# Work instruction
Please write out all the data that follows exactly, without the pictures.

# Records provided
********************

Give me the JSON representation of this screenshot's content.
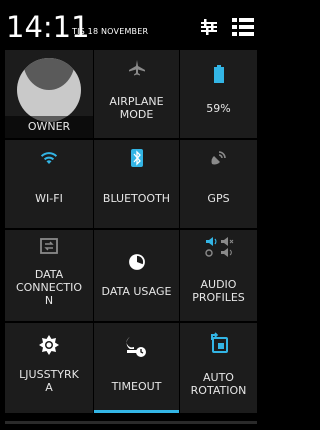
{
  "status": {
    "time": "14:11",
    "date": "TIS 18 NOVEMBER"
  },
  "header_icons": [
    "settings-sliders-icon",
    "list-menu-icon"
  ],
  "tiles": [
    {
      "label": "OWNER",
      "icon": "owner-avatar"
    },
    {
      "label": "AIRPLANE\nMODE",
      "icon": "airplane-icon"
    },
    {
      "label": "59%",
      "icon": "battery-icon"
    },
    {
      "label": "WI-FI",
      "icon": "wifi-icon"
    },
    {
      "label": "BLUETOOTH",
      "icon": "bluetooth-icon"
    },
    {
      "label": "GPS",
      "icon": "gps-icon"
    },
    {
      "label": "DATA\nCONNECTIO\nN",
      "icon": "data-connection-icon"
    },
    {
      "label": "DATA USAGE",
      "icon": "data-usage-icon"
    },
    {
      "label": "AUDIO\nPROFILES",
      "icon": "audio-profiles-icon"
    },
    {
      "label": "LJUSSTYRK\nA",
      "icon": "brightness-icon"
    },
    {
      "label": "TIMEOUT",
      "icon": "timeout-icon"
    },
    {
      "label": "AUTO\nROTATION",
      "icon": "auto-rotation-icon"
    }
  ],
  "colors": {
    "accent_blue": "#33b5e5",
    "tile_bg": "#1c1c1c",
    "label": "#e6e6e6",
    "icon_white": "#ffffff",
    "icon_dim": "#8a8a8a"
  },
  "battery": {
    "level_percent": 59
  }
}
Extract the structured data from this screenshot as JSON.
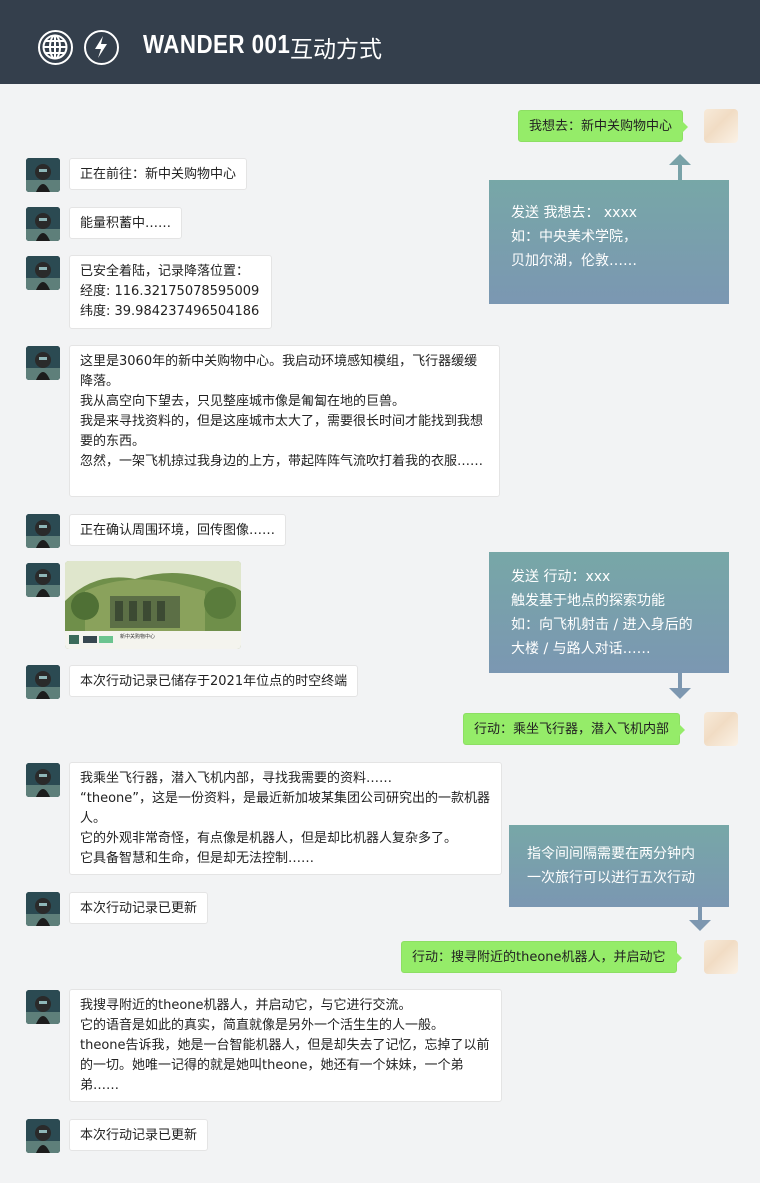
{
  "header": {
    "brand": "WANDER 001",
    "subtitle": "互动方式",
    "icons": [
      "globe-icon",
      "lightning-icon"
    ]
  },
  "messages": [
    {
      "side": "right",
      "text": "我想去：新中关购物中心"
    },
    {
      "side": "left",
      "text": "正在前往：新中关购物中心"
    },
    {
      "side": "left",
      "text": "能量积蓄中……"
    },
    {
      "side": "left",
      "text": "已安全着陆，记录降落位置：\n经度: 116.32175078595009\n纬度: 39.984237496504186"
    },
    {
      "side": "left",
      "text": "这里是3060年的新中关购物中心。我启动环境感知模组，飞行器缓缓降落。\n我从高空向下望去，只见整座城市像是匍匐在地的巨兽。\n我是来寻找资料的，但是这座城市太大了，需要很长时间才能找到我想要的东西。\n忽然，一架飞机掠过我身边的上方，带起阵阵气流吹打着我的衣服……"
    },
    {
      "side": "left",
      "text": "正在确认周围环境，回传图像……"
    },
    {
      "side": "left",
      "type": "image",
      "caption": "新中关购物中心"
    },
    {
      "side": "left",
      "text": "本次行动记录已储存于2021年位点的时空终端"
    },
    {
      "side": "right",
      "text": "行动：乘坐飞行器，潜入飞机内部"
    },
    {
      "side": "left",
      "text": "我乘坐飞行器，潜入飞机内部，寻找我需要的资料……\n“theone”，这是一份资料，是最近新加坡某集团公司研究出的一款机器人。\n它的外观非常奇怪，有点像是机器人，但是却比机器人复杂多了。\n它具备智慧和生命，但是却无法控制……"
    },
    {
      "side": "left",
      "text": "本次行动记录已更新"
    },
    {
      "side": "right",
      "text": "行动：搜寻附近的theone机器人，并启动它"
    },
    {
      "side": "left",
      "text": "我搜寻附近的theone机器人，并启动它，与它进行交流。\n它的语音是如此的真实，简直就像是另外一个活生生的人一般。\ntheone告诉我，她是一台智能机器人，但是却失去了记忆，忘掉了以前的一切。她唯一记得的就是她叫theone，她还有一个妹妹，一个弟弟……"
    },
    {
      "side": "left",
      "text": "本次行动记录已更新"
    }
  ],
  "notes": [
    {
      "text": "发送 我想去： xxxx\n如：中央美术学院，\n贝加尔湖，伦敦……"
    },
    {
      "text": "发送 行动：xxx\n触发基于地点的探索功能\n如：向飞机射击 / 进入身后的\n大楼 / 与路人对话……"
    },
    {
      "text": "指令间间隔需要在两分钟内\n一次旅行可以进行五次行动"
    }
  ],
  "colors": {
    "header_bg": "#343f4c",
    "bubble_green": "#95ec69",
    "note_top": "#77a7a7",
    "note_bottom": "#7b97b2",
    "page_bg": "#f2f3f4"
  }
}
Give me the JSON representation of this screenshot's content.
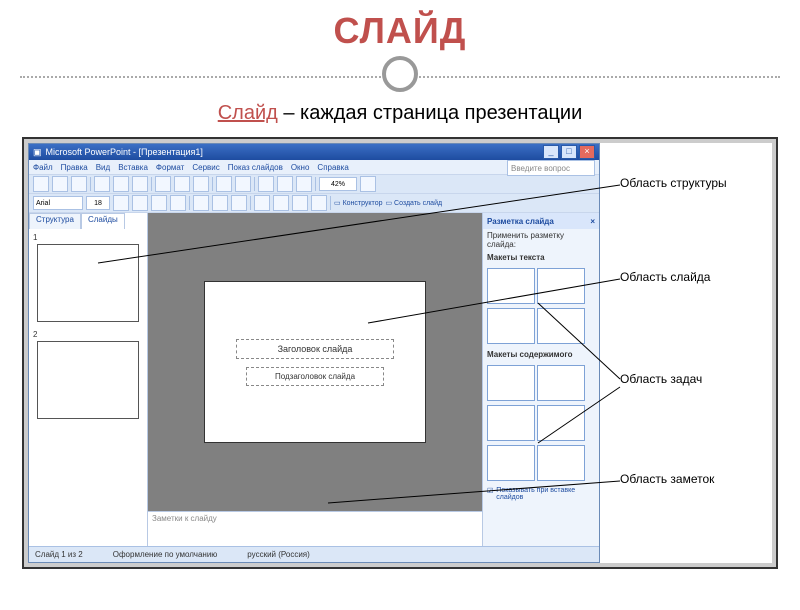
{
  "title": "СЛАЙД",
  "subtitle_red": "Слайд",
  "subtitle_rest": " – каждая страница презентации",
  "ppt": {
    "window_title": "Microsoft PowerPoint - [Презентация1]",
    "menu": [
      "Файл",
      "Правка",
      "Вид",
      "Вставка",
      "Формат",
      "Сервис",
      "Показ слайдов",
      "Окно",
      "Справка"
    ],
    "zoom": "42%",
    "toolbar2_font": "Arial",
    "toolbar2_size": "18",
    "toolbar2_design_label": "Конструктор",
    "toolbar2_newslide_label": "Создать слайд",
    "ask_box": "Введите вопрос",
    "outline_tabs": {
      "struct": "Структура",
      "slides": "Слайды"
    },
    "thumbs": [
      "1",
      "2"
    ],
    "placeholder_title": "Заголовок слайда",
    "placeholder_sub": "Подзаголовок слайда",
    "notes_placeholder": "Заметки к слайду",
    "taskpane": {
      "title": "Разметка слайда",
      "apply_label": "Применить разметку слайда:",
      "section_text": "Макеты текста",
      "section_content": "Макеты содержимого",
      "checkbox_label": "Показывать при вставке слайдов"
    },
    "status": {
      "slide_of": "Слайд 1 из 2",
      "design": "Оформление по умолчанию",
      "lang": "русский (Россия)"
    }
  },
  "callouts": {
    "outline": "Область структуры",
    "slide": "Область слайда",
    "taskpane": "Область задач",
    "notes": "Область заметок"
  }
}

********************

# Output of the task
Give me the JSON representation of this screenshot's content.
{
  "status": {
    "time": "14:11",
    "date": "TIS 18 NOVEMBER"
  },
  "header_icons": [
    "settings-sliders-icon",
    "list-menu-icon"
  ],
  "tiles": [
    {
      "label": "OWNER",
      "icon": "owner-avatar"
    },
    {
      "label": "AIRPLANE\nMODE",
      "icon": "airplane-icon"
    },
    {
      "label": "59%",
      "icon": "battery-icon"
    },
    {
      "label": "WI-FI",
      "icon": "wifi-icon"
    },
    {
      "label": "BLUETOOTH",
      "icon": "bluetooth-icon"
    },
    {
      "label": "GPS",
      "icon": "gps-icon"
    },
    {
      "label": "DATA\nCONNECTIO\nN",
      "icon": "data-connection-icon"
    },
    {
      "label": "DATA USAGE",
      "icon": "data-usage-icon"
    },
    {
      "label": "AUDIO\nPROFILES",
      "icon": "audio-profiles-icon"
    },
    {
      "label": "LJUSSTYRK\nA",
      "icon": "brightness-icon"
    },
    {
      "label": "TIMEOUT",
      "icon": "timeout-icon"
    },
    {
      "label": "AUTO\nROTATION",
      "icon": "auto-rotation-icon"
    }
  ],
  "colors": {
    "accent_blue": "#33b5e5",
    "tile_bg": "#1c1c1c",
    "label": "#e6e6e6",
    "icon_white": "#ffffff",
    "icon_dim": "#8a8a8a"
  },
  "battery": {
    "level_percent": 59
  }
}
Extract the structured data from this screenshot as JSON.
{
  "header": {
    "brand": "WANDER 001",
    "subtitle": "互动方式",
    "icons": [
      "globe-icon",
      "lightning-icon"
    ]
  },
  "messages": [
    {
      "side": "right",
      "text": "我想去：新中关购物中心"
    },
    {
      "side": "left",
      "text": "正在前往：新中关购物中心"
    },
    {
      "side": "left",
      "text": "能量积蓄中……"
    },
    {
      "side": "left",
      "text": "已安全着陆，记录降落位置：\n经度: 116.32175078595009\n纬度: 39.984237496504186"
    },
    {
      "side": "left",
      "text": "这里是3060年的新中关购物中心。我启动环境感知模组，飞行器缓缓降落。\n我从高空向下望去，只见整座城市像是匍匐在地的巨兽。\n我是来寻找资料的，但是这座城市太大了，需要很长时间才能找到我想要的东西。\n忽然，一架飞机掠过我身边的上方，带起阵阵气流吹打着我的衣服……"
    },
    {
      "side": "left",
      "text": "正在确认周围环境，回传图像……"
    },
    {
      "side": "left",
      "type": "image",
      "caption": "新中关购物中心"
    },
    {
      "side": "left",
      "text": "本次行动记录已储存于2021年位点的时空终端"
    },
    {
      "side": "right",
      "text": "行动：乘坐飞行器，潜入飞机内部"
    },
    {
      "side": "left",
      "text": "我乘坐飞行器，潜入飞机内部，寻找我需要的资料……\n“theone”，这是一份资料，是最近新加坡某集团公司研究出的一款机器人。\n它的外观非常奇怪，有点像是机器人，但是却比机器人复杂多了。\n它具备智慧和生命，但是却无法控制……"
    },
    {
      "side": "left",
      "text": "本次行动记录已更新"
    },
    {
      "side": "right",
      "text": "行动：搜寻附近的theone机器人，并启动它"
    },
    {
      "side": "left",
      "text": "我搜寻附近的theone机器人，并启动它，与它进行交流。\n它的语音是如此的真实，简直就像是另外一个活生生的人一般。\ntheone告诉我，她是一台智能机器人，但是却失去了记忆，忘掉了以前的一切。她唯一记得的就是她叫theone，她还有一个妹妹，一个弟弟……"
    },
    {
      "side": "left",
      "text": "本次行动记录已更新"
    }
  ],
  "notes": [
    {
      "text": "发送 我想去： xxxx\n如：中央美术学院，\n贝加尔湖，伦敦……"
    },
    {
      "text": "发送 行动：xxx\n触发基于地点的探索功能\n如：向飞机射击 / 进入身后的\n大楼 / 与路人对话……"
    },
    {
      "text": "指令间间隔需要在两分钟内\n一次旅行可以进行五次行动"
    }
  ],
  "colors": {
    "header_bg": "#343f4c",
    "bubble_green": "#95ec69",
    "note_top": "#77a7a7",
    "note_bottom": "#7b97b2",
    "page_bg": "#f2f3f4"
  }
}
Give me the JSON representation of this screenshot's content.
{
  "title": "СЛАЙД",
  "subtitle_red": "Слайд",
  "subtitle_rest": " – каждая страница презентации",
  "ppt": {
    "window_title": "Microsoft PowerPoint - [Презентация1]",
    "menu": [
      "Файл",
      "Правка",
      "Вид",
      "Вставка",
      "Формат",
      "Сервис",
      "Показ слайдов",
      "Окно",
      "Справка"
    ],
    "zoom": "42%",
    "toolbar2_font": "Arial",
    "toolbar2_size": "18",
    "toolbar2_design_label": "Конструктор",
    "toolbar2_newslide_label": "Создать слайд",
    "ask_box": "Введите вопрос",
    "outline_tabs": {
      "struct": "Структура",
      "slides": "Слайды"
    },
    "thumbs": [
      "1",
      "2"
    ],
    "placeholder_title": "Заголовок слайда",
    "placeholder_sub": "Подзаголовок слайда",
    "notes_placeholder": "Заметки к слайду",
    "taskpane": {
      "title": "Разметка слайда",
      "apply_label": "Применить разметку слайда:",
      "section_text": "Макеты текста",
      "section_content": "Макеты содержимого",
      "checkbox_label": "Показывать при вставке слайдов"
    },
    "status": {
      "slide_of": "Слайд 1 из 2",
      "design": "Оформление по умолчанию",
      "lang": "русский (Россия)"
    }
  },
  "callouts": {
    "outline": "Область структуры",
    "slide": "Область слайда",
    "taskpane": "Область задач",
    "notes": "Область заметок"
  }
}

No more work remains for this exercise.